(Excerpts from an interface dataset)
___
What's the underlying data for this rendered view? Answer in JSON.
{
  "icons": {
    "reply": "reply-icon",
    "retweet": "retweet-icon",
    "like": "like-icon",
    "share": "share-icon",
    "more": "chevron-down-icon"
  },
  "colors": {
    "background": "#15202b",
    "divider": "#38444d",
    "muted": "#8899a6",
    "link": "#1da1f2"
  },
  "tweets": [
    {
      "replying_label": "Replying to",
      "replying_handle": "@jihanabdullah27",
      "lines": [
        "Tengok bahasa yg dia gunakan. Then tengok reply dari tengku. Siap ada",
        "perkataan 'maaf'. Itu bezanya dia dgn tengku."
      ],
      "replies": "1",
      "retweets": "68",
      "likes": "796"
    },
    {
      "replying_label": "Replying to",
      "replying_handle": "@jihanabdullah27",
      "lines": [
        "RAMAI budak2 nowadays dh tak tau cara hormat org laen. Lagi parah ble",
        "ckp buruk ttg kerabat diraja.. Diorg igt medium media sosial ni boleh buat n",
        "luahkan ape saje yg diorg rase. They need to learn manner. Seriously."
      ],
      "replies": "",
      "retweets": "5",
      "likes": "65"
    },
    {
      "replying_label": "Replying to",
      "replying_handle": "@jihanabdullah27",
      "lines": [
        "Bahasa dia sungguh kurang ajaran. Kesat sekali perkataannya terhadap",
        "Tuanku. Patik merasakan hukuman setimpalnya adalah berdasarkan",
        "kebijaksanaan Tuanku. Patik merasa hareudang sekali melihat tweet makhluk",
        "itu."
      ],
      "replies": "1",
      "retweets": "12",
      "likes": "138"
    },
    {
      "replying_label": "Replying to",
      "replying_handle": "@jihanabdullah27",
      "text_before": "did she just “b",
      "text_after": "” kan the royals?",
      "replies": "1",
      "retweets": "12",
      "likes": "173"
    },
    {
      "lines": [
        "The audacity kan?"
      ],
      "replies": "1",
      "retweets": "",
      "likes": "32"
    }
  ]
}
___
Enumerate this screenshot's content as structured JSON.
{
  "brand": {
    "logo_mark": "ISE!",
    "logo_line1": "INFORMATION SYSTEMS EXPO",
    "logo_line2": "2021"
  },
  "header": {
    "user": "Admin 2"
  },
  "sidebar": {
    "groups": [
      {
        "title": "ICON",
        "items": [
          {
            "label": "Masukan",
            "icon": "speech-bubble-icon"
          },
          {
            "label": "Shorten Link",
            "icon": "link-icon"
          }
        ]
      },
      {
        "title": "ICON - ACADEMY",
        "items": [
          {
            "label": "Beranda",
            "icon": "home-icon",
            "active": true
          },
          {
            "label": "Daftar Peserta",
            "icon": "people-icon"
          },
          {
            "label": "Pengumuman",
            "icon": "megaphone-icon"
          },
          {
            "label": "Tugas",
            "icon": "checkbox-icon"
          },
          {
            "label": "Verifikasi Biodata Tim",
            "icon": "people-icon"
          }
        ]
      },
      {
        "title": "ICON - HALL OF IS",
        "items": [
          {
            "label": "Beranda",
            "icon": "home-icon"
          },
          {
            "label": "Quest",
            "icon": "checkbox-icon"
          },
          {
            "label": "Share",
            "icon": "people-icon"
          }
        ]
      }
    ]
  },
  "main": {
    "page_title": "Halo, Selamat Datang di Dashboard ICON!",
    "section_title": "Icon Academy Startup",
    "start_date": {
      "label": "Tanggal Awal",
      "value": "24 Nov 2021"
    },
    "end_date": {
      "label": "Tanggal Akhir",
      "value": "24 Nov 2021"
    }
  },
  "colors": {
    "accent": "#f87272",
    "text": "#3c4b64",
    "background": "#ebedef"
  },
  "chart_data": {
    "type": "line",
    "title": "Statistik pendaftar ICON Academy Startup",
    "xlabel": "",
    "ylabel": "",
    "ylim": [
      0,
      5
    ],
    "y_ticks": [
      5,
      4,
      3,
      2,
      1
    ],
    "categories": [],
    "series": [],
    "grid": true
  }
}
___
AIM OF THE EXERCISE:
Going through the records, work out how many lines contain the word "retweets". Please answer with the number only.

EXERCISE OUTPUT:
5